    Katabuchi: *points to photo* Even with this much reference materials, this still doesn’t describe all the material that is in the manga. It was really hard gathering all these books. *audience laughs* I’m running out of space to put shelves. This is a lesson that everyone should have a bookshelf in their apartment. *audience laughs*

    Q: Last year at Otakon, I saw a short animation called Hana wa Saku. I tried looking for it online in the usual places as youtube, niconico, NHK website. Is there a reason why this is so hard to find?
    Katabuchi: This was from a dvd that was made to be sold only sold in Japan. It was a charity dvd for the people who got hit by the tsunami from the earthquake in 3/11. All the royalties from the dvd go to charity so it’s not meant to be watched freely. If you guys are interested, you can purchase one. ‘Hana wa Saku’ has the cd with the dvd.

    Q: Thank you for working on Kiki’s Delivery Service. My grandmother showed it to me when I was younger and so it’s been in my childhood for a long time and now I have my two year old niece hooked on it. In your bio, it said that you were writing for Miyazaki in college. How did that opportunity arise?
    Katabuchi: Miyazaki-san and I were both under the same teacher, Ikeda Hiroshi-san who directed anime like The Flying Ghost Ship and Treasure Island. There was this event posted by Miyazaki who said let’s gather everyone who like this stuff. It was suppose to include other people, but it ended up being with just Miyazaki. At that time I was just in film school and Miyazaki-san was already a professional working on Sherlock Hound. He said that he wanted to work with a student. This was a drawing that I did when I was 21 years old for Hound.

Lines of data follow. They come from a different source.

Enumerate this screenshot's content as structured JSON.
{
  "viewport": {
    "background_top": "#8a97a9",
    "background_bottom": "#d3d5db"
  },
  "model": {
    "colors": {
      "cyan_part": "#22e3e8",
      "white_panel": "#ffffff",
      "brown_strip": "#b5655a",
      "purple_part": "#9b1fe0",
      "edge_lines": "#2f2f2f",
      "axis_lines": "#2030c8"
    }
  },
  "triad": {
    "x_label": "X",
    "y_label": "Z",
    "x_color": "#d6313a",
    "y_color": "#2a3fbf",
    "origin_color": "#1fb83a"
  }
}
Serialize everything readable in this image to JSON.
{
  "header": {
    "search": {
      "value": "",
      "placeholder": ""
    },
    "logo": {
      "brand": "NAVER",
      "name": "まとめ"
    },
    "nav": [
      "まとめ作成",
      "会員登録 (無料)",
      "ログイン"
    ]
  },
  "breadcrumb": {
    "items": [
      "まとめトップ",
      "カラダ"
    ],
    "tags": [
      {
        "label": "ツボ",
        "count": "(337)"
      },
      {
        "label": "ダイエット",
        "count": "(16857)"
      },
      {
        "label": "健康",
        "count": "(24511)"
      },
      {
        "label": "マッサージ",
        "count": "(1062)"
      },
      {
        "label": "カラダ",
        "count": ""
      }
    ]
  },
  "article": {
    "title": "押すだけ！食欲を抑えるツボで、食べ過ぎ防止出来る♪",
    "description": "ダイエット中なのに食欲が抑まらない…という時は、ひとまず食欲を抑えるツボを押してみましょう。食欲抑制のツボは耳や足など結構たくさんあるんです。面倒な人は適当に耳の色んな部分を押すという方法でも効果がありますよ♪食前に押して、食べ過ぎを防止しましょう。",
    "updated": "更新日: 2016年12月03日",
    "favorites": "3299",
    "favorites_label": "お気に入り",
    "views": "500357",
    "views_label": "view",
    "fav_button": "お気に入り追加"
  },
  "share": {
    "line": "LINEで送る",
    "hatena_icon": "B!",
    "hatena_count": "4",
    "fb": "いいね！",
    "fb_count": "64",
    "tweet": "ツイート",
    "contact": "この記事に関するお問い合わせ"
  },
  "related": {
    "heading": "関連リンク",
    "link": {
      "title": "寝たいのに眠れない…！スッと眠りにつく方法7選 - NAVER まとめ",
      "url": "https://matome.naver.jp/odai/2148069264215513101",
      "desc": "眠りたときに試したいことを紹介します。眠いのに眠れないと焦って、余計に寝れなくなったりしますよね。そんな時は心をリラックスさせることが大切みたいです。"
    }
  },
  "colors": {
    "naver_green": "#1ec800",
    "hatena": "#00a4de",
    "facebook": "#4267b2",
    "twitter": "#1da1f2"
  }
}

    Q: Have you met Kono Fumiya-sensei in person?
    Katabuchi: I met her many times. She is 8 years younger than me and very thoughtful.

The mod announced that Katabuchi-san will be heading to the Opening Ceremonies. He reminded fans that the Mai Mai Miracle screening will be at 1:30pm which is also where Katabuchi-san will be making an appearance to talk about the film. Autographs with Matsubara-san will be at 4:30-5:30pm in Autograph 1. On Saturday, Katabuchi-san and Matsubara-san will have an autograph signing at 11:30am. Katabuchi-san will be having a Kono Sekai panel at 4:30pm at panel 1 which Katabuchi-san recommends checking out the artist alley before attending since he’ll be discussing how the film is being made. *audience applauds*